Data availability statement

Data are available upon request. Interested parties should contact JH.

View Full Text

Supplementary material

  • Supplementary Data

    This web only file has been produced by the BMJ Publishing Group from an electronic file supplied by the author(s) and has not been edited for content.

Footnotes

  • JH and MK contributed equally.

  • Contributors All listed authors contributed to the conception or design of the work; or the acquisition, analysis or interpretation of data for the work; drafted or revised the work critically for important intellectual content; and finally approved this version to be published and agreed to be accountable for all aspects of the work in ensuring that questions related to the accuracy or integrity of any part of the work are appropriately investigated and resolved. SKW is responsible for the overall content as guarantor.

  • Funding SKW is supported by a MRC clinical research training fellowship (MR/TR000953/1). PAK is supported by a Moorfields Eye Charity Career Development Award (R190028A) and a UK Research & Innovation Future Leaders Fellowship (MR/T019050/1).

  • Competing interests JH received travel grants from Bayer, speaker fees from Carl Zeiss Meditec AG and Bayer, and served on advisory boards for Roche outside of this work. DS received speaker fees from Allergan, Bayer, Novartis and Haag Streit. PAK acted as a consultant for DeepMind, Roche, Novartis and Apellis; was an equity owner in Big Picture Medical; and received speaker fees from Heidelberg Engineering, Topcon, Allergan and Bayer. OF is a scientific advisor to Alcon, Carl Zeiss Meditec AG, Croma Pharma, Johnson & Johnson and Merck.

  • Provenance and peer review Not commissioned; externally peer reviewed.
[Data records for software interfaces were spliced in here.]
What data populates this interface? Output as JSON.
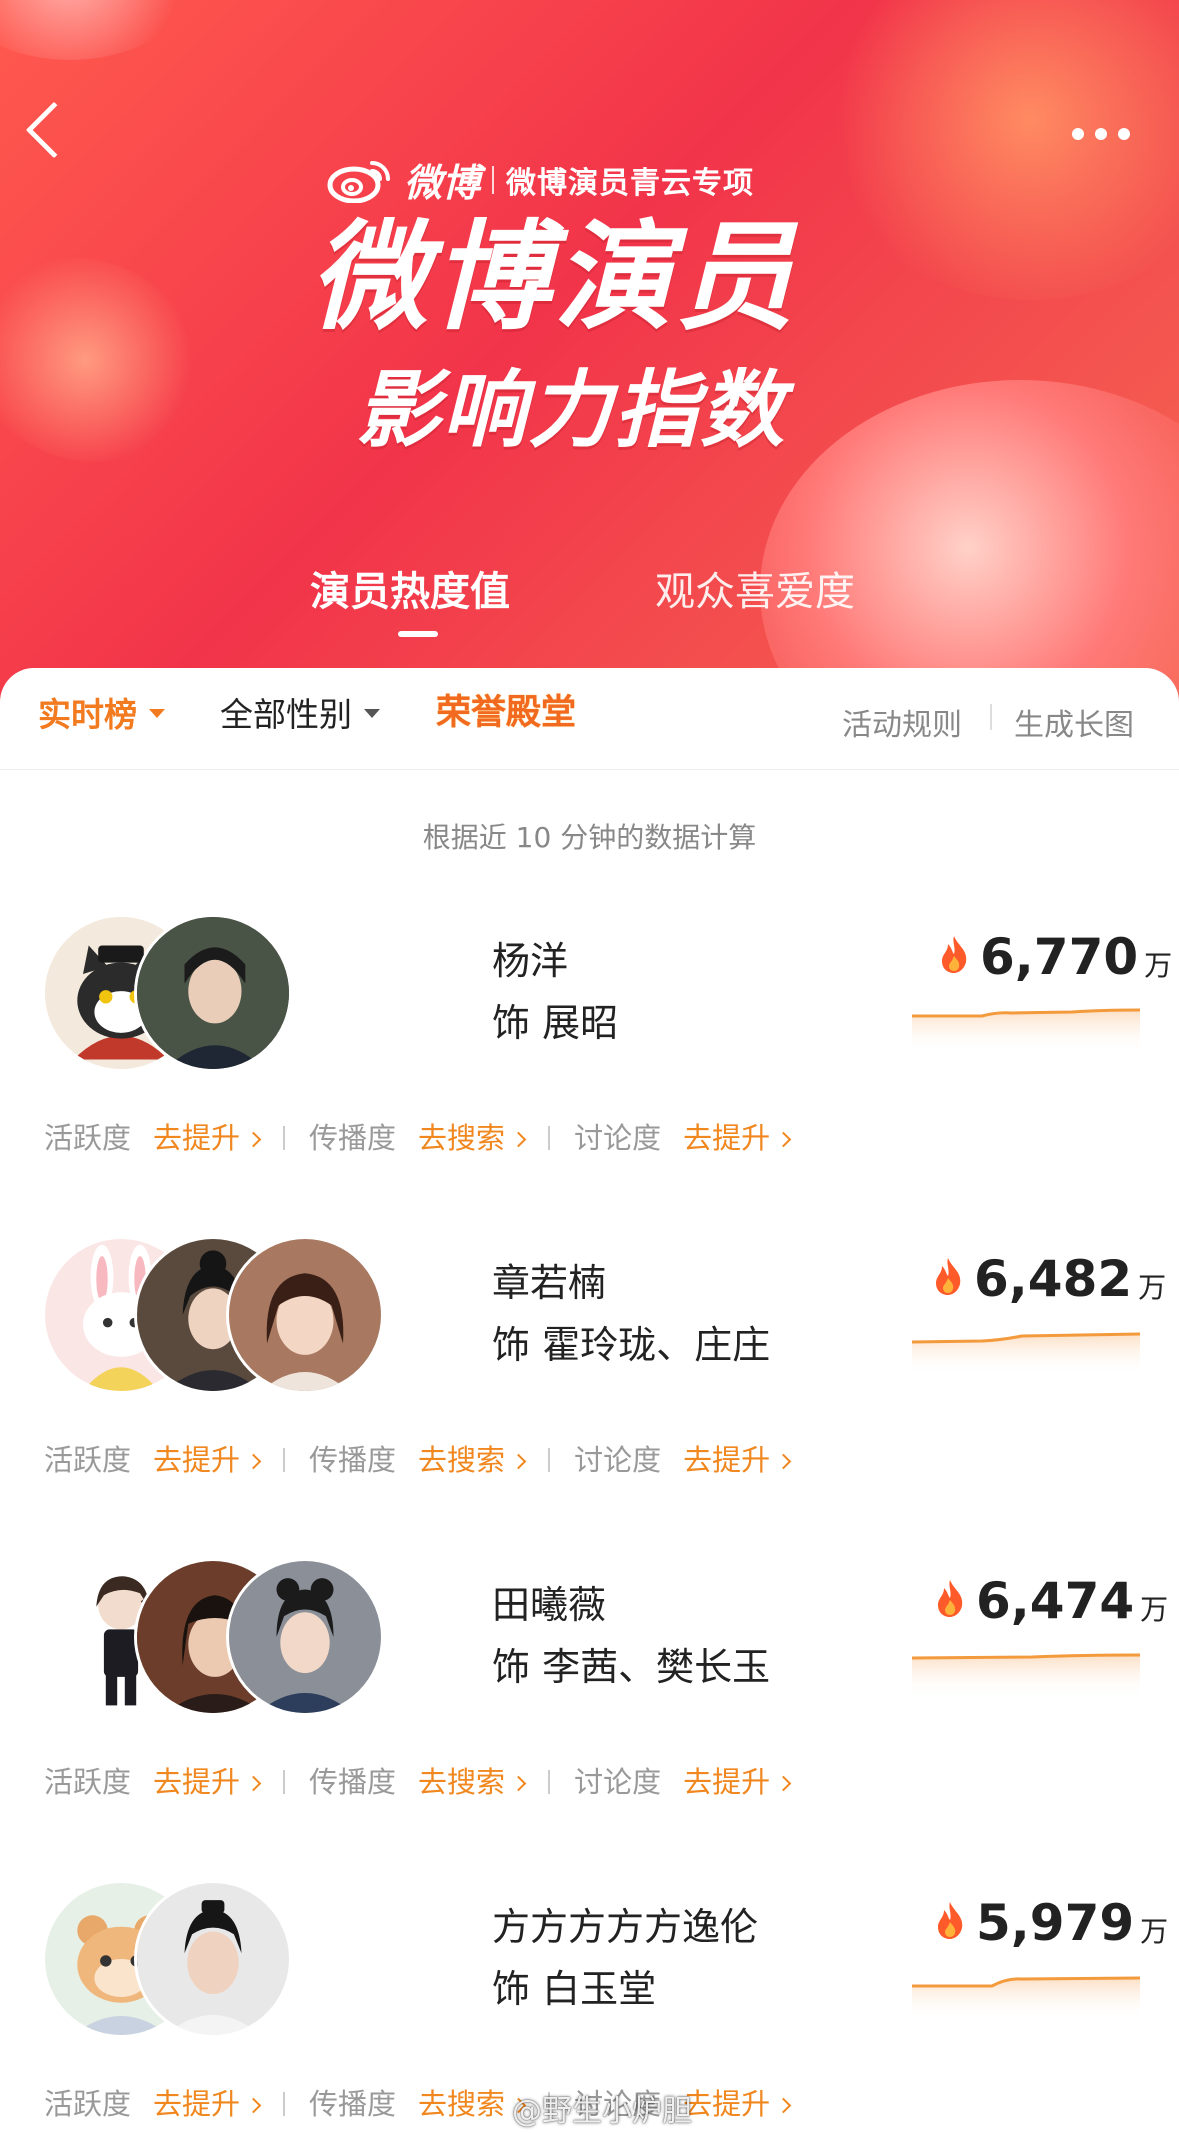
{
  "header": {
    "brand_name": "微博",
    "brand_subtitle": "微博演员青云专项",
    "title_line1": "微博演员",
    "title_line2": "影响力指数",
    "tabs": [
      {
        "label": "演员热度值",
        "active": true
      },
      {
        "label": "观众喜爱度",
        "active": false
      }
    ]
  },
  "filters": {
    "realtime": "实时榜",
    "gender": "全部性别",
    "hall_of_fame": "荣誉殿堂",
    "rules": "活动规则",
    "long_image": "生成长图"
  },
  "note": "根据近 10 分钟的数据计算",
  "action_labels": {
    "activity": "活跃度",
    "spread": "传播度",
    "discussion": "讨论度"
  },
  "cards": [
    {
      "name": "杨洋",
      "role": "饰 展昭",
      "score": "6,770",
      "unit": "万",
      "actions": [
        "去提升",
        "去搜索",
        "去提升"
      ],
      "avatars": [
        "cartoon-cat",
        "actor-photo"
      ]
    },
    {
      "name": "章若楠",
      "role": "饰 霍玲珑、庄庄",
      "score": "6,482",
      "unit": "万",
      "actions": [
        "去提升",
        "去搜索",
        "去提升"
      ],
      "avatars": [
        "cartoon-rabbit",
        "actor-photo",
        "actor-photo"
      ]
    },
    {
      "name": "田曦薇",
      "role": "饰 李茜、樊长玉",
      "score": "6,474",
      "unit": "万",
      "actions": [
        "去提升",
        "去搜索",
        "去提升"
      ],
      "avatars": [
        "chibi-figure",
        "actor-photo",
        "actor-photo"
      ]
    },
    {
      "name": "方方方方方逸伦",
      "role": "饰 白玉堂",
      "score": "5,979",
      "unit": "万",
      "actions": [
        "去提升",
        "去搜索",
        "去提升"
      ],
      "avatars": [
        "cartoon-hamster",
        "actor-photo"
      ]
    }
  ],
  "watermark": "@野生小炉胆",
  "colors": {
    "hero_red": "#f2344a",
    "accent_orange": "#f0871f",
    "text_dark": "#222222",
    "text_gray": "#999999"
  }
}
  • Supplemental material This content has been supplied by the author(s). It has not been vetted by BMJ Publishing Group Limited (BMJ) and may not have been peer-reviewed. Any opinions or recommendations discussed are solely those of the author(s) and are not endorsed by BMJ. BMJ disclaims all liability and responsibility arising from any reliance placed on the content. Where the content includes any translated material, BMJ does not warrant the accuracy and reliability of the translations (including but not limited to local regulations, clinical guidelines, terminology, drug names and drug dosages), and is not responsible for any error and/or omissions arising from translation and adaptation or otherwise.